▶ _ACTIVITY_
Print the records below verbatim.

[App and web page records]
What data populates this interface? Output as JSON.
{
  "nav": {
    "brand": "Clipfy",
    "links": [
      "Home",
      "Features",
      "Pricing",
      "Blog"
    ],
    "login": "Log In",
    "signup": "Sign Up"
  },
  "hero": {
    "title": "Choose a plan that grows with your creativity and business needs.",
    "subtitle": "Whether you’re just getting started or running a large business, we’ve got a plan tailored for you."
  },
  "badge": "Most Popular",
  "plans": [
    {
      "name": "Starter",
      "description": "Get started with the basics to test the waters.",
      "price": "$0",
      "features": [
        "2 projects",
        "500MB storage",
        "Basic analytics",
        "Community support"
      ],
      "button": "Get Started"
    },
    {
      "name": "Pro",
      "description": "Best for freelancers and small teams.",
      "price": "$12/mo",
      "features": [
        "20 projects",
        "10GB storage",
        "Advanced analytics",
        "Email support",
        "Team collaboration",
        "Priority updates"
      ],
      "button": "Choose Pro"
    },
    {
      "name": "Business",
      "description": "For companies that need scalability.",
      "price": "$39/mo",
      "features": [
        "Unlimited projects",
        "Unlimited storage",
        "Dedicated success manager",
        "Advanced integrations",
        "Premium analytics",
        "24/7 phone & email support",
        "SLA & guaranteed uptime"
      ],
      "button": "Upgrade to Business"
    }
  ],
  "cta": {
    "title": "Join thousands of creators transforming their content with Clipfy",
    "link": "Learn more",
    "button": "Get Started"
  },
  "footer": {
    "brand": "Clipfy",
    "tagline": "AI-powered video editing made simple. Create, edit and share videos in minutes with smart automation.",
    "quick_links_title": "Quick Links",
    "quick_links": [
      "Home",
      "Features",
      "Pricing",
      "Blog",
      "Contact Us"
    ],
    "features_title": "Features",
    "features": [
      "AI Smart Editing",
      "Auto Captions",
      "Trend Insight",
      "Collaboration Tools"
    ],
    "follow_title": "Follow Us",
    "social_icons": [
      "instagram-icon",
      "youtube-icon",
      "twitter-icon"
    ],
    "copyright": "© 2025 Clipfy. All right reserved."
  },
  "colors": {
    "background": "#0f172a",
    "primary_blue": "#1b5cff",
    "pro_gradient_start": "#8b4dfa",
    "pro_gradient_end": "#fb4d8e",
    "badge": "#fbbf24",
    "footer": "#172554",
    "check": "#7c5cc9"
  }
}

▶ _COMPLETED EXERCISE_
What data populates this interface? Output as JSON.
{
  "nav": {
    "brand": "Clipfy",
    "links": [
      "Home",
      "Features",
      "Pricing",
      "Blog"
    ],
    "login": "Log In",
    "signup": "Sign Up"
  },
  "hero": {
    "title": "Choose a plan that grows with your creativity and business needs.",
    "subtitle": "Whether you’re just getting started or running a large business, we’ve got a plan tailored for you."
  },
  "badge": "Most Popular",
  "plans": [
    {
      "name": "Starter",
      "description": "Get started with the basics to test the waters.",
      "price": "$0",
      "features": [
        "2 projects",
        "500MB storage",
        "Basic analytics",
        "Community support"
      ],
      "button": "Get Started"
    },
    {
      "name": "Pro",
      "description": "Best for freelancers and small teams.",
      "price": "$12/mo",
      "features": [
        "20 projects",
        "10GB storage",
        "Advanced analytics",
        "Email support",
        "Team collaboration",
        "Priority updates"
      ],
      "button": "Choose Pro"
    },
    {
      "name": "Business",
      "description": "For companies that need scalability.",
      "price": "$39/mo",
      "features": [
        "Unlimited projects",
        "Unlimited storage",
        "Dedicated success manager",
        "Advanced integrations",
        "Premium analytics",
        "24/7 phone & email support",
        "SLA & guaranteed uptime"
      ],
      "button": "Upgrade to Business"
    }
  ],
  "cta": {
    "title": "Join thousands of creators transforming their content with Clipfy",
    "link": "Learn more",
    "button": "Get Started"
  },
  "footer": {
    "brand": "Clipfy",
    "tagline": "AI-powered video editing made simple. Create, edit and share videos in minutes with smart automation.",
    "quick_links_title": "Quick Links",
    "quick_links": [
      "Home",
      "Features",
      "Pricing",
      "Blog",
      "Contact Us"
    ],
    "features_title": "Features",
    "features": [
      "AI Smart Editing",
      "Auto Captions",
      "Trend Insight",
      "Collaboration Tools"
    ],
    "follow_title": "Follow Us",
    "social_icons": [
      "instagram-icon",
      "youtube-icon",
      "twitter-icon"
    ],
    "copyright": "© 2025 Clipfy. All right reserved."
  },
  "colors": {
    "background": "#0f172a",
    "primary_blue": "#1b5cff",
    "pro_gradient_start": "#8b4dfa",
    "pro_gradient_end": "#fb4d8e",
    "badge": "#fbbf24",
    "footer": "#172554",
    "check": "#7c5cc9"
  }
}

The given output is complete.